Call for Papers

This colloquium, the fifth in a biennial series, offers an opportunity for scholars from a variety of disciplines to work together to enrich their mutual understanding of the intersections between public finance, politics and literature during Britain's 'financial revolution'. The term 'Britain' is used loosely to refer to all constituent parts of the United Kingdom and also to Ireland and the colonies. The term 'literature' is broadly defined to include newspapers, pamphlets, treatises, novels, plays and illustrations.

The organizers invite proposals for papers that explore:

  • the mechanics of the 'financial revolution' itself — the ins and outs of institutions like banks, joint-stock companies, public debt and paper money;
  • how the new financial technologies affected contemporary political debate and/or the literature of the period;
  • how the literature of the period shaped people's perceptions of the financial revolution and/or its political consequences; or
  • recent developments in one's own discipline that will be of interest to scholars working on the financial revolution from other disciplinary perspectives

Papers will be distributed in advance and presented in 2-hour sessions at which all colloquium participants are present. Presenters will have five minutes to summarize their findings. The rest of each session is given over to questions and discussion, in which the goal is to enrich our mutual understanding by eliciting insights from all of the disciplines represented at the table.

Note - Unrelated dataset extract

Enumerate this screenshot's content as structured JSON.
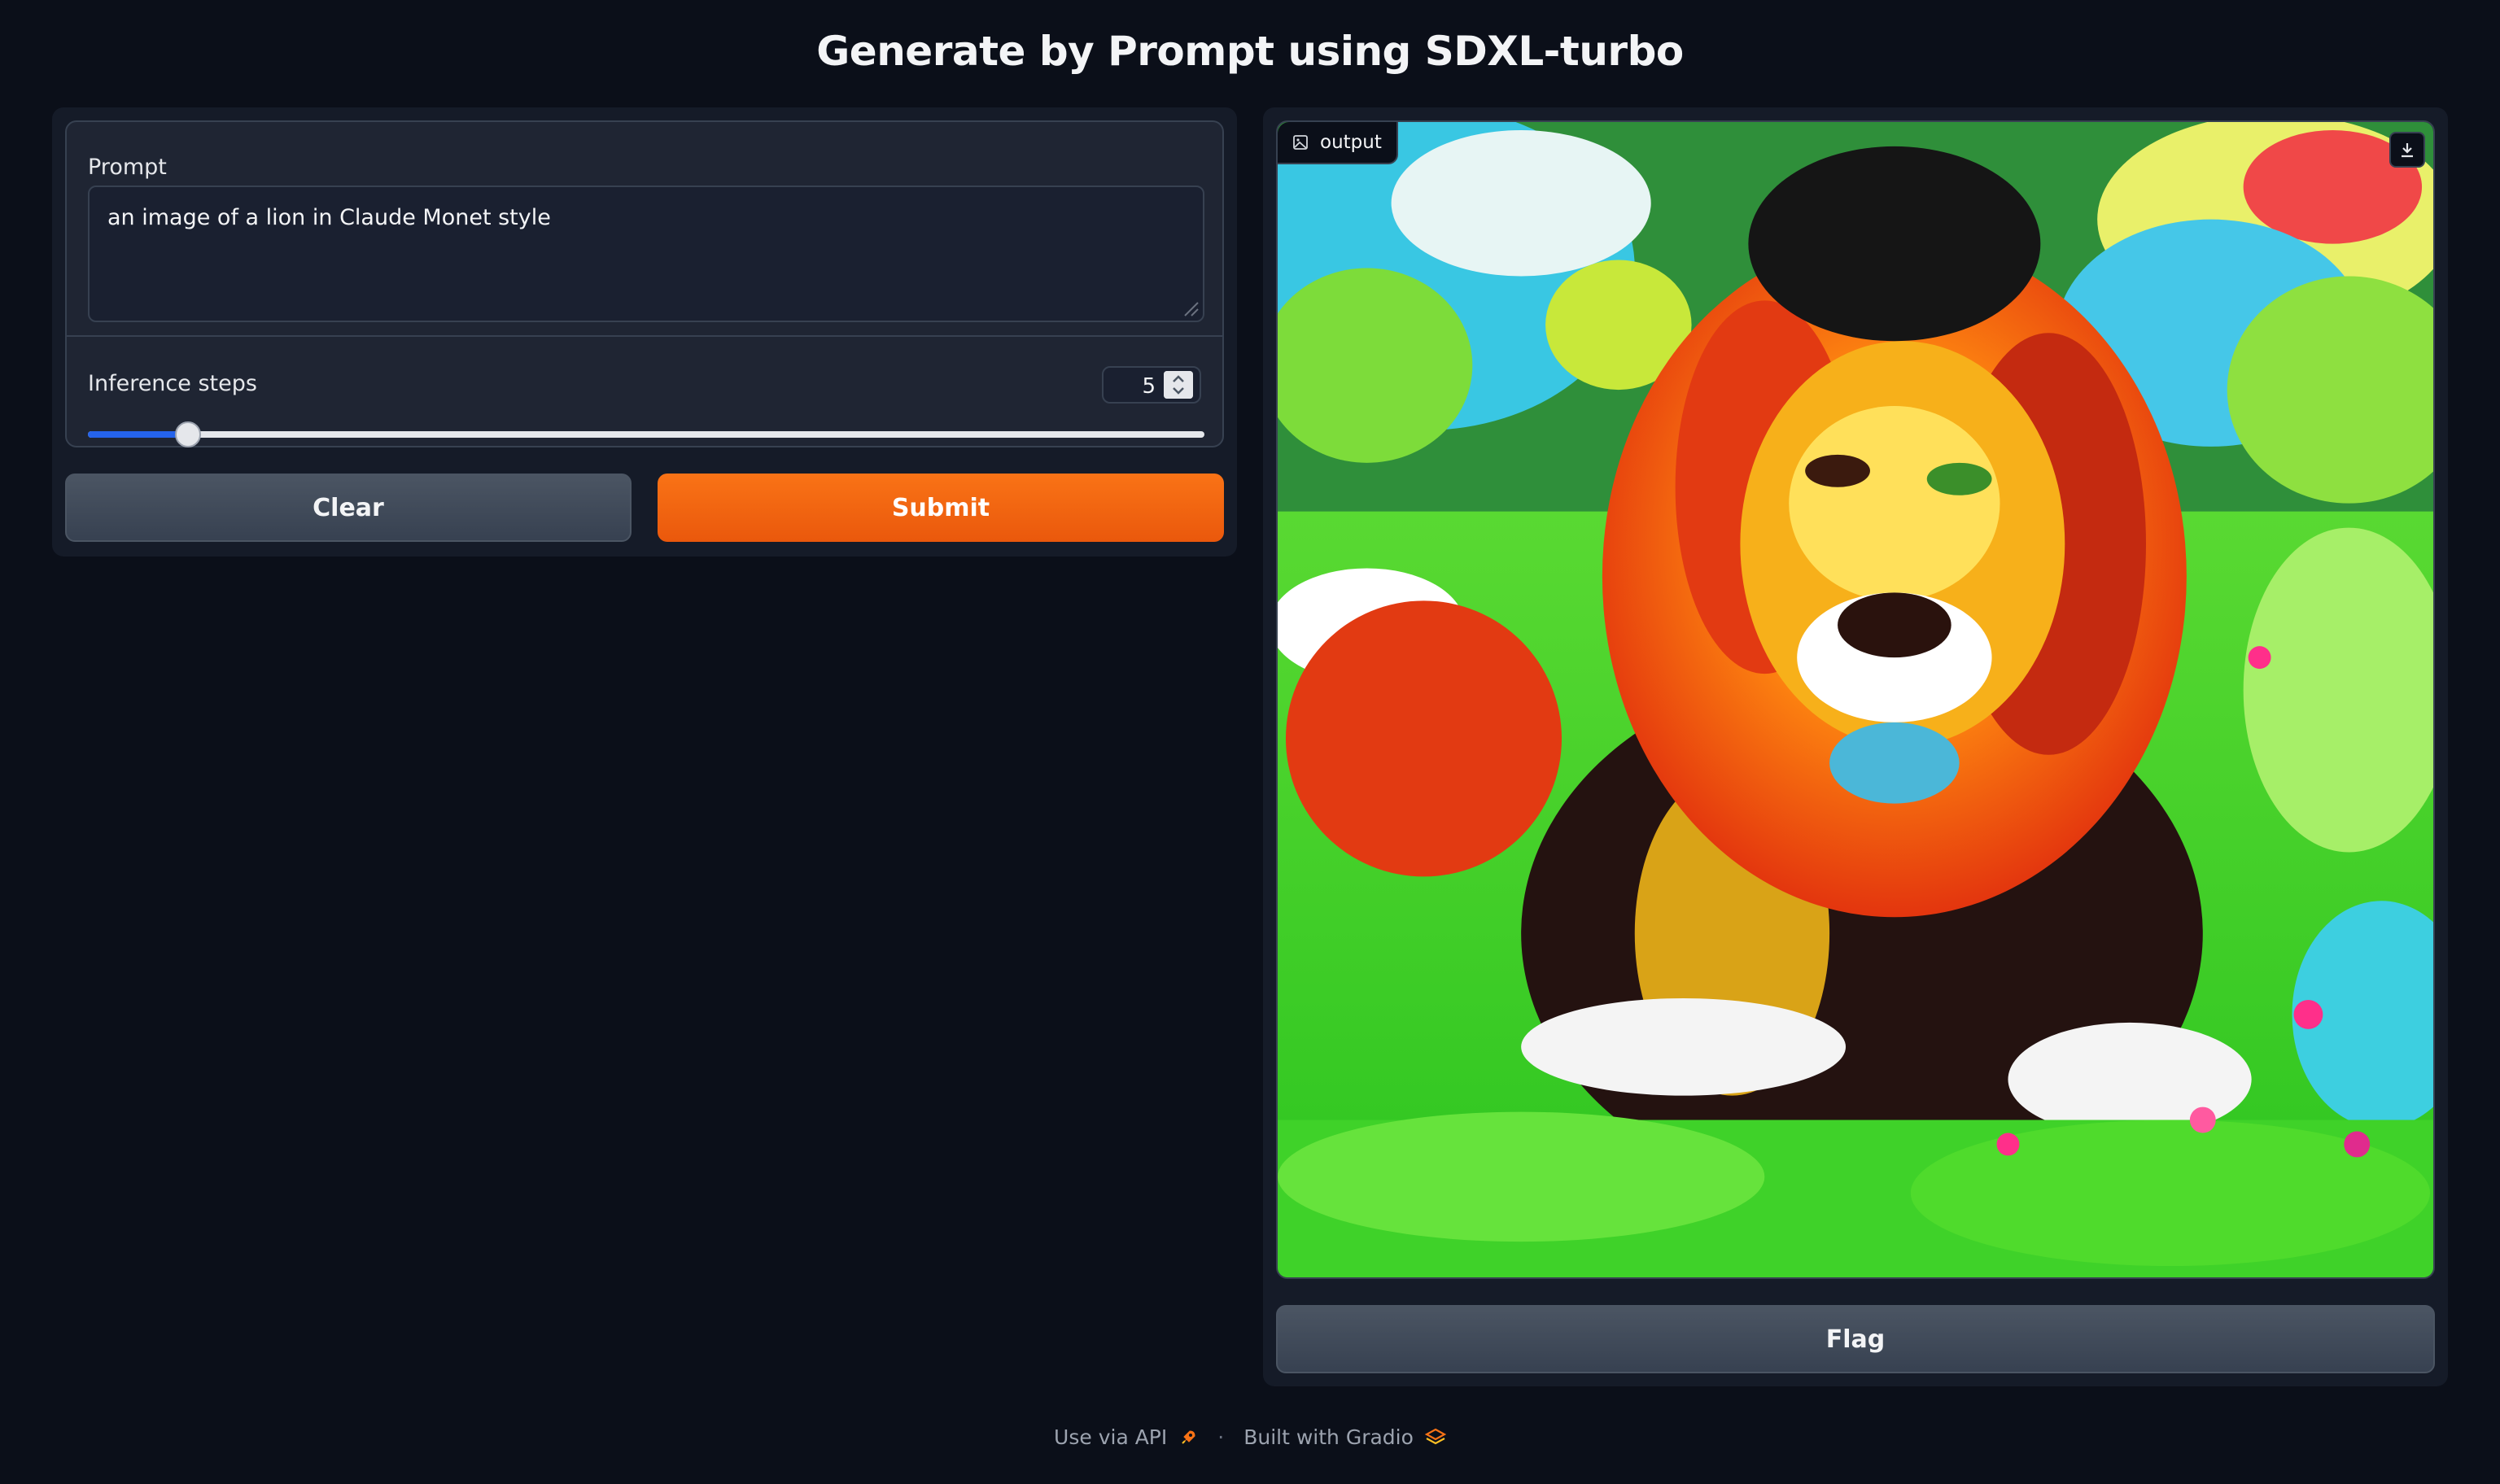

Authors are therefore expected to write for a non-specialist audience, avoiding jargon, making concepts from their own discipline readily accessible to all those present, seeking to identify areas of general interest, and focusing on questions on which scholars of various disciplines will have something to contribute.

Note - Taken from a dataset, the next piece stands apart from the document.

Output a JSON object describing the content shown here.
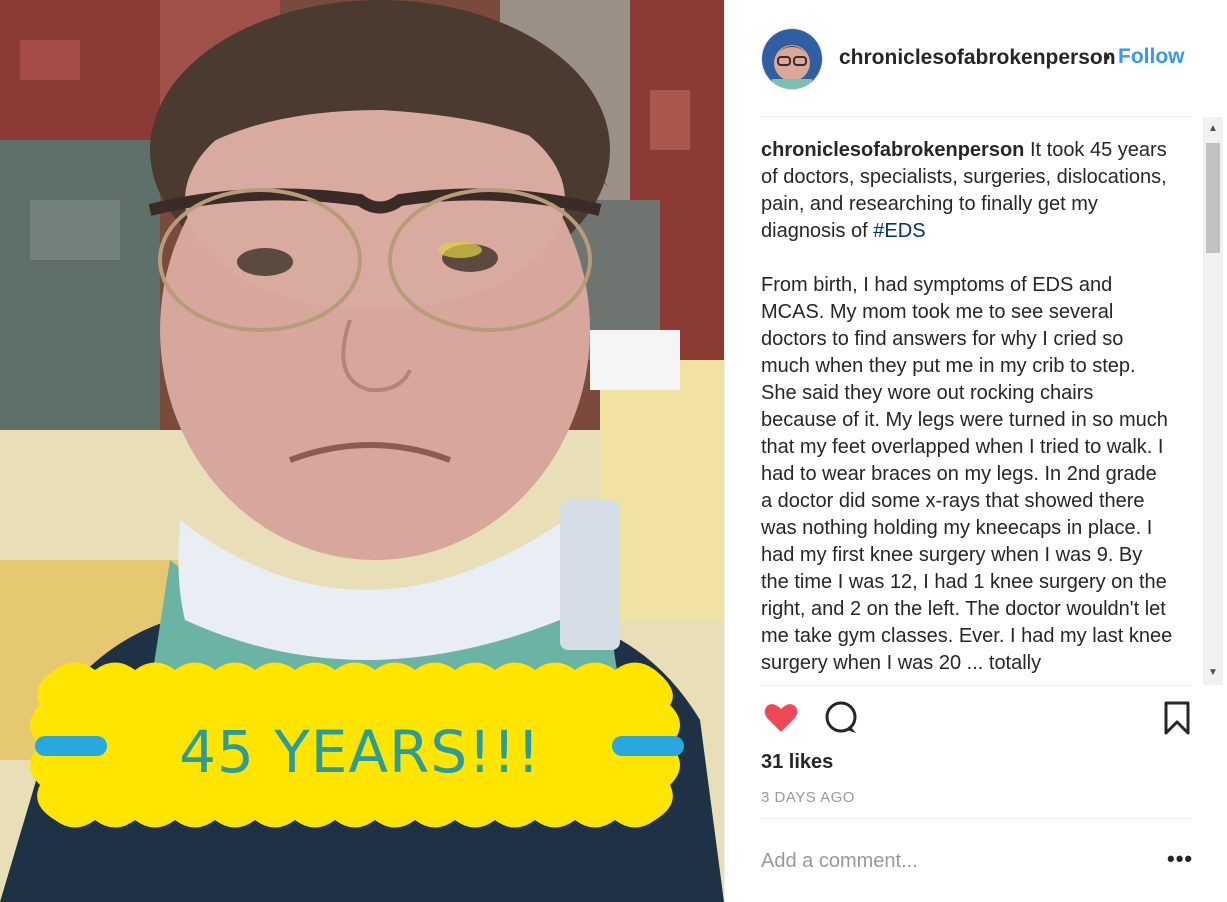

Graduate students and emerging scholars are particularly encouraged to submit proposals.

Proposals of 250 words or less are due 15 June 2011. Those whose initial proposals are accepted will be asked to get a finished paper to the conference organizers by 15 December 2011. The final decision to accept or reject papers will be made in mid-February 2012 and the program will be published shortly thereafter.

Final drafts of accepted papers will be due no later than 1 May 2012.

Initial expressions of interest are welcome and can be addressed to any of the colloquium organizers listed below.